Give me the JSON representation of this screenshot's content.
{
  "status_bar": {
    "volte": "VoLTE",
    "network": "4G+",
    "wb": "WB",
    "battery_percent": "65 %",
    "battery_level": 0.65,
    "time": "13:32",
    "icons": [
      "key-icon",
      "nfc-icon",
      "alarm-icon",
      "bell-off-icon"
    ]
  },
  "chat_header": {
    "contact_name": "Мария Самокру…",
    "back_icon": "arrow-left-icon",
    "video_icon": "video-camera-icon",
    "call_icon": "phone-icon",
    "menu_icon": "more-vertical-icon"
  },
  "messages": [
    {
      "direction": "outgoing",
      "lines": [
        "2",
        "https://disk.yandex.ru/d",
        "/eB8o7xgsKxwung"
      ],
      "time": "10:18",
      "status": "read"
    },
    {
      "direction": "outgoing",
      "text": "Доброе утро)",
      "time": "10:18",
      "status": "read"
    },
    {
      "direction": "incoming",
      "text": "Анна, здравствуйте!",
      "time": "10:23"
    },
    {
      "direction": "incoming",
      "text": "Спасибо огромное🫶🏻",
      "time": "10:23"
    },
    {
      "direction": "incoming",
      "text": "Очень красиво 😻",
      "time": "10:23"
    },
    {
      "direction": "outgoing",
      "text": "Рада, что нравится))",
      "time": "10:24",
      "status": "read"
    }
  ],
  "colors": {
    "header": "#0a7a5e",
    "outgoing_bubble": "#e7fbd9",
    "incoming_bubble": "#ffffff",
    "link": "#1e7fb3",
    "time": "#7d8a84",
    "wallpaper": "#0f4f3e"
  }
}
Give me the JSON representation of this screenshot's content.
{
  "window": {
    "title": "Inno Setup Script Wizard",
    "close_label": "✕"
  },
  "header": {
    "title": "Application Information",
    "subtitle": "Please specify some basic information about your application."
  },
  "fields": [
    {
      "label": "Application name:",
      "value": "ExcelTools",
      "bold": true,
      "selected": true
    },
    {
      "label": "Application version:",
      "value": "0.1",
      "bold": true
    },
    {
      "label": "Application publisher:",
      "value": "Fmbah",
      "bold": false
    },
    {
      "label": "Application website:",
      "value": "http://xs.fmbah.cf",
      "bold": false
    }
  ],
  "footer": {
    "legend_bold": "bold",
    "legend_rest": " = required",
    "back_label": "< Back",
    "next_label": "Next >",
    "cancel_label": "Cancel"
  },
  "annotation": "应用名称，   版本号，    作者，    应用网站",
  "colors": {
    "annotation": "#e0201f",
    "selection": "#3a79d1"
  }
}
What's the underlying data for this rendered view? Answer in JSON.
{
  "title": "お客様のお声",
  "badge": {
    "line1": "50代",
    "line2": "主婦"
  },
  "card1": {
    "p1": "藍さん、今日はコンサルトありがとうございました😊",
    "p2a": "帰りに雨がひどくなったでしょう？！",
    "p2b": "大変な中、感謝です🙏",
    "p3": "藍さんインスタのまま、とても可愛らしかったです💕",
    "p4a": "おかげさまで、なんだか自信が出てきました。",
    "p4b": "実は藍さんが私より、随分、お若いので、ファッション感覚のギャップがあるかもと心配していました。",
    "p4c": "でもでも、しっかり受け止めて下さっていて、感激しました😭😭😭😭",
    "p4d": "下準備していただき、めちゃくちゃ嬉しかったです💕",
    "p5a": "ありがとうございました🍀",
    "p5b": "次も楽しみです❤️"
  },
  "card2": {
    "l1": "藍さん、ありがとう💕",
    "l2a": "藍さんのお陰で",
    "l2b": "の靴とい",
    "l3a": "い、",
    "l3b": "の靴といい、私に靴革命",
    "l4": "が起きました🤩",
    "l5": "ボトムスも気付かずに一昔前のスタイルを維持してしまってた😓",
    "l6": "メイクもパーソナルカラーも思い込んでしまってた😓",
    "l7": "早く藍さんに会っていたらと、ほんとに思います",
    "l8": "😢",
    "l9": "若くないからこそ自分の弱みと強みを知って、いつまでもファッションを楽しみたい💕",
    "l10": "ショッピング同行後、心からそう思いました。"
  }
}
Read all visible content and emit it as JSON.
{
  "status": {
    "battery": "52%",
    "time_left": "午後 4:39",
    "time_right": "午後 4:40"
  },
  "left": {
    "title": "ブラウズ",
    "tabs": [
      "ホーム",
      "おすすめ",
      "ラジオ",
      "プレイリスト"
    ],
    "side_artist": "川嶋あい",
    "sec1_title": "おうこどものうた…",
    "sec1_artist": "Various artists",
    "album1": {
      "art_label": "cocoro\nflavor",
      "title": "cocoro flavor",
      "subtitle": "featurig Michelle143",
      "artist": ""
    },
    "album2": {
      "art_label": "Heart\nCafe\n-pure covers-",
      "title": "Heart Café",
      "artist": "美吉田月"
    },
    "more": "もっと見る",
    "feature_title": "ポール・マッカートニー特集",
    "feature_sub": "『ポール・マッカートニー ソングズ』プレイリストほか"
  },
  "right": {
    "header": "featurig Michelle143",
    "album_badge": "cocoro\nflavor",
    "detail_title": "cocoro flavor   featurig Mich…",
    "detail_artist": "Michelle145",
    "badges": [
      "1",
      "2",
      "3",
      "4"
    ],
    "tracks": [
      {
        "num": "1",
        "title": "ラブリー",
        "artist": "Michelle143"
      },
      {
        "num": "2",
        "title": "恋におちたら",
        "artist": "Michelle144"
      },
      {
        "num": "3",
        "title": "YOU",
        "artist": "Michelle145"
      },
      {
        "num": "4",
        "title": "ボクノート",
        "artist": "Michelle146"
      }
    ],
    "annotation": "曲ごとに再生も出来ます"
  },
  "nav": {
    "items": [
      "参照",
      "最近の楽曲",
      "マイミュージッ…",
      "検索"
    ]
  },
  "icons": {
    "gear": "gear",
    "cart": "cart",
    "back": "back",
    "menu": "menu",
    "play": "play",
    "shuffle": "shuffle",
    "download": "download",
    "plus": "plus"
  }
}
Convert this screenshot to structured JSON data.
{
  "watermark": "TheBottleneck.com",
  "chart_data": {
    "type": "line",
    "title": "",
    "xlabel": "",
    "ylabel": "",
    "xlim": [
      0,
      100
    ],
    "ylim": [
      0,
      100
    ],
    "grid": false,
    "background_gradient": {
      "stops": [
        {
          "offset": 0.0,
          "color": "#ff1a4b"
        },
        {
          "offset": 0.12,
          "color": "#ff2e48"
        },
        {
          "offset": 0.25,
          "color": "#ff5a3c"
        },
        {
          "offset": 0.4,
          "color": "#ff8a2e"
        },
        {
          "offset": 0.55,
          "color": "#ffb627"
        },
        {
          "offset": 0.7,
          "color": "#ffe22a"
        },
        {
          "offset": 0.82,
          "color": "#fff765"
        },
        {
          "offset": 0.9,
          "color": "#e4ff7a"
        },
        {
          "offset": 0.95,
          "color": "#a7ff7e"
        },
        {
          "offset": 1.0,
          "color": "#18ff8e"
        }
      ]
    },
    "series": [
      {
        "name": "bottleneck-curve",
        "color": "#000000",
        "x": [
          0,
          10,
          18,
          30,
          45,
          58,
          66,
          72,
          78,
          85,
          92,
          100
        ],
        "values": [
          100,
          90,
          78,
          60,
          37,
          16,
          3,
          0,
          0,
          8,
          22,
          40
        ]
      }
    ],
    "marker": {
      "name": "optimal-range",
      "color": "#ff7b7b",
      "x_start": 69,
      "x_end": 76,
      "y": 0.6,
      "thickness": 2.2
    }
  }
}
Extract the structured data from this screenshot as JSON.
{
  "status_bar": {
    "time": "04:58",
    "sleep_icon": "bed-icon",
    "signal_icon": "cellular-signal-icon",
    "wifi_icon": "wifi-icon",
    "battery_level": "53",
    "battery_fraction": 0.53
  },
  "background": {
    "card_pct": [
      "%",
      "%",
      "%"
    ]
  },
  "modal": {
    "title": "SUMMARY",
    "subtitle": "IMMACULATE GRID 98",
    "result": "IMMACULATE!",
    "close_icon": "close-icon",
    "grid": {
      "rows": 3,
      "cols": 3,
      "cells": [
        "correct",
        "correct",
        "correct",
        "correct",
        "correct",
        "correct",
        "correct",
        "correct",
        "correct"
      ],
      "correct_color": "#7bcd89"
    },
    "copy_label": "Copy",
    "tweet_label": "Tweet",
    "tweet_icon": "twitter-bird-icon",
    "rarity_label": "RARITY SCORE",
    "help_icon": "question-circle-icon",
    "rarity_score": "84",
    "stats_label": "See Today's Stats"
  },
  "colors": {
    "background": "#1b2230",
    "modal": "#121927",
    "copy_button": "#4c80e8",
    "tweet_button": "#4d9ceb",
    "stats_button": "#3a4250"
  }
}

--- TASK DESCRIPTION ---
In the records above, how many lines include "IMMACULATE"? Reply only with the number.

--- RESULT OF THE EXERCISE ---
2